This daisy family herb, Echinacea angustifolia, is the best-known herb for immune booster and cold and sore throat medicine in North America. Because it boosts immune function and activates phagocytosis, Echinacea may help to fight cold, flu, and other illnesses and inflammation caused by a variety of infectious bacteria, viruses, and other pathogens, heal wounds, and relieve of swellings or pains. Currently, Echinecea is one of the most popular herbs in US and Europe.

Echinacea, better known as purple coneflower, is truly native to the United States. Echinacea does not grow wild anywhere else in the world, except the United States and some fields in southern part of Canada. Ecinacea can easily be found growing as a wildflower in the prairies of the Great Plains states, from the midwest states, and as far south as Texas. Nowadays this flower is welcome as an ornamental in many gardens, and cultivated as a herb with beautiful confluence of purplish blossoms.

While echinecia has become popular as a favorable herb in the fight against colds and flu as well as other viruses and infections in recent years, its true potential for health benefits still remain to be fully understood. For several generations, Native Americans were aware of the usefulness of this plant echinasia along with other herbs in dealing with ailments. Of the several varieties of echinecea with widely varying appearances, the three most popular are purpurea, angustifolia and pallida. They can be distinguished from other less potent species by chewing their leaves. More potent ones would give your toungue numbness, an indication of isobutylamides.

Echinacea species are harvested for their roots, flowerheads, seeds, or juice of the whole plant, which can then be made into capsules, extracts, tinctures and tea. Other species of ecinesia could also be medicinally effective although little research has been performed for them.

Echinacea is best known for its ability to enhance immune function, and also has proven to offer other health benefits as well. To find out more detailed information on echinacea, visit the sites listed below, keeping in mind that doing your own research could be a rewarding venture.

Echinacea is a relatively recent medicinal herb that has received a global spotlight, mainly due to the geographical confinement of its habitats. Echinacea was the Plains Indians’ primary medicine. They applied root poultices to all types of wounds including insect bites and snakebites. They used echinacea for teeth and gum pains, and drank echinacea tea to treat colds, smallpox, arthritis, measles, and mumps.

Echinacea was widely in use by Native Americans, and later by colonial settlers before 19th century. In 1870, Native Americans in Pawnee City, Nebraska, taught Dr. Meyer about the use of echinacea, and Meyer soon concocted his own “Meyer’s Blood Purifier”, and promoted it as an absolute cure for rattlesnake bite, blood poinsoning, and a host of other illnesses. In 1902, homeopathic physicians used echinacea for some of the disease treatments, and by 1907, echinacea became the most popular herb in the United States, both among eclectic physicians and conventional doctors.

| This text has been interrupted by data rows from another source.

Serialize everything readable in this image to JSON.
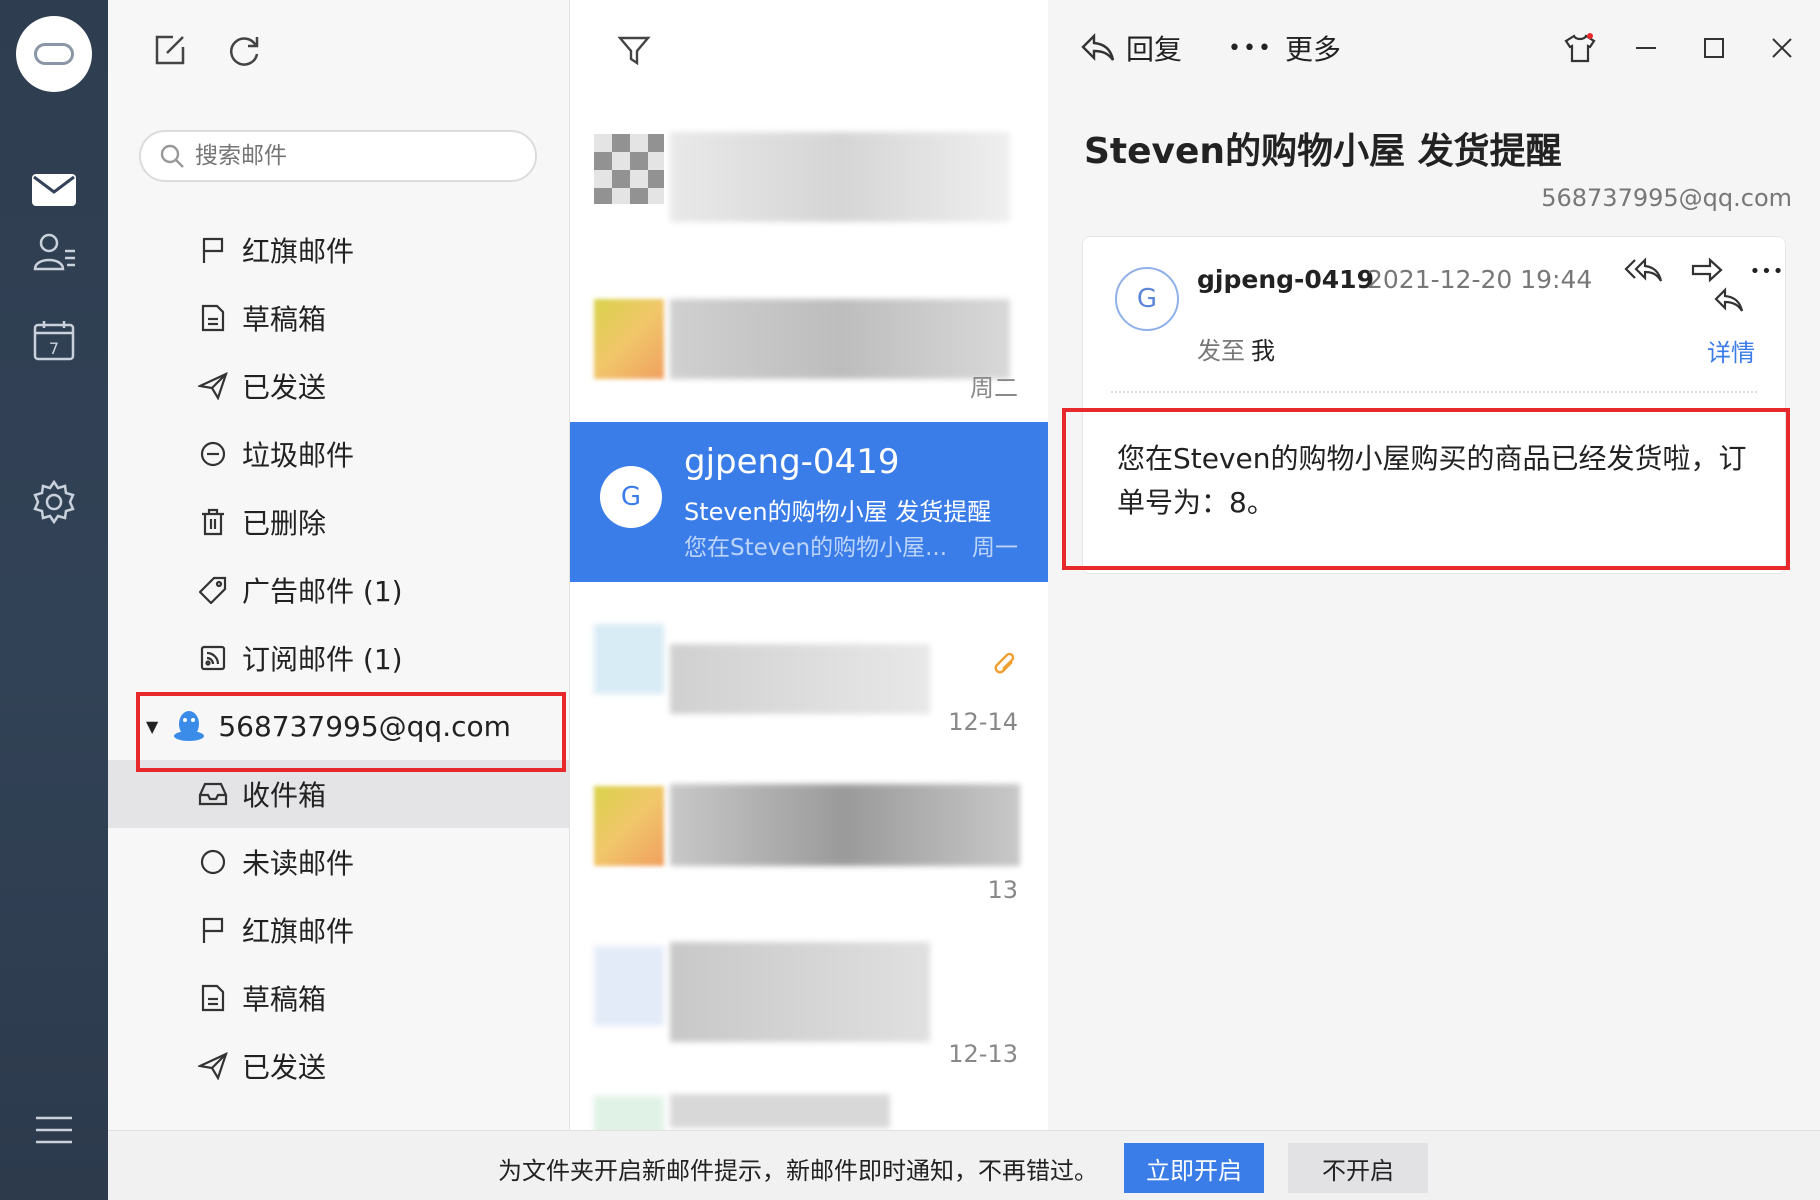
{
  "app": {
    "accent_color": "#3b7de8",
    "annotation_color": "#e8292c"
  },
  "rail": {
    "items": [
      {
        "name": "mail-icon"
      },
      {
        "name": "contacts-icon"
      },
      {
        "name": "calendar-icon",
        "day": "7"
      },
      {
        "name": "settings-icon"
      },
      {
        "name": "menu-icon"
      }
    ]
  },
  "folders": {
    "search_placeholder": "搜索邮件",
    "toolbar": [
      "compose-icon",
      "refresh-icon"
    ],
    "top_items": [
      {
        "label": "红旗邮件",
        "icon": "flag-icon"
      },
      {
        "label": "草稿箱",
        "icon": "draft-icon"
      },
      {
        "label": "已发送",
        "icon": "sent-icon"
      },
      {
        "label": "垃圾邮件",
        "icon": "spam-icon"
      },
      {
        "label": "已删除",
        "icon": "trash-icon"
      },
      {
        "label": "广告邮件 (1)",
        "icon": "tag-icon"
      },
      {
        "label": "订阅邮件 (1)",
        "icon": "rss-icon"
      }
    ],
    "account": "568737995@qq.com",
    "account_items": [
      {
        "label": "收件箱",
        "icon": "inbox-icon"
      },
      {
        "label": "未读邮件",
        "icon": "unread-icon"
      },
      {
        "label": "红旗邮件",
        "icon": "flag-icon"
      },
      {
        "label": "草稿箱",
        "icon": "draft-icon"
      },
      {
        "label": "已发送",
        "icon": "sent-icon"
      }
    ]
  },
  "list": {
    "dates": [
      "周二",
      "12-14",
      "13",
      "12-13"
    ],
    "selected": {
      "avatar": "G",
      "sender": "gjpeng-0419",
      "subject": "Steven的购物小屋 发货提醒",
      "preview": "您在Steven的购物小屋...",
      "date": "周一"
    }
  },
  "reader": {
    "reply_label": "回复",
    "more_label": "更多",
    "title": "Steven的购物小屋 发货提醒",
    "account": "568737995@qq.com",
    "avatar": "G",
    "from": "gjpeng-0419",
    "time": "2021-12-20 19:44",
    "to_label": "发至",
    "to_value": "我",
    "details_label": "详情",
    "body": "您在Steven的购物小屋购买的商品已经发货啦，订单号为：8。"
  },
  "notice": {
    "text": "为文件夹开启新邮件提示，新邮件即时通知，不再错过。",
    "enable_label": "立即开启",
    "disable_label": "不开启"
  }
}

In 1910, research has found immune stimulating properties of echinacea, such as increasing white blood cell counts. Echinacea then spreads to Germany around 1930: in the year 1930 alone, about 50,000 pounds of echinacea were exported from the US to Germany. With the discovery and production of antibiotics in 1940-1950 period, the popularity and fervor on echinacea decreased remarkably.

In 1970s, herblists in the United States rediscover echinacea, and herbal product manufacturers began to produce eccinacea products again. The trend continued until 1986 when the annual sales of echinacea in the US reached 100,000 pounds. Since then, and today, the interest in echinacea and other herbal medicine continues to grow.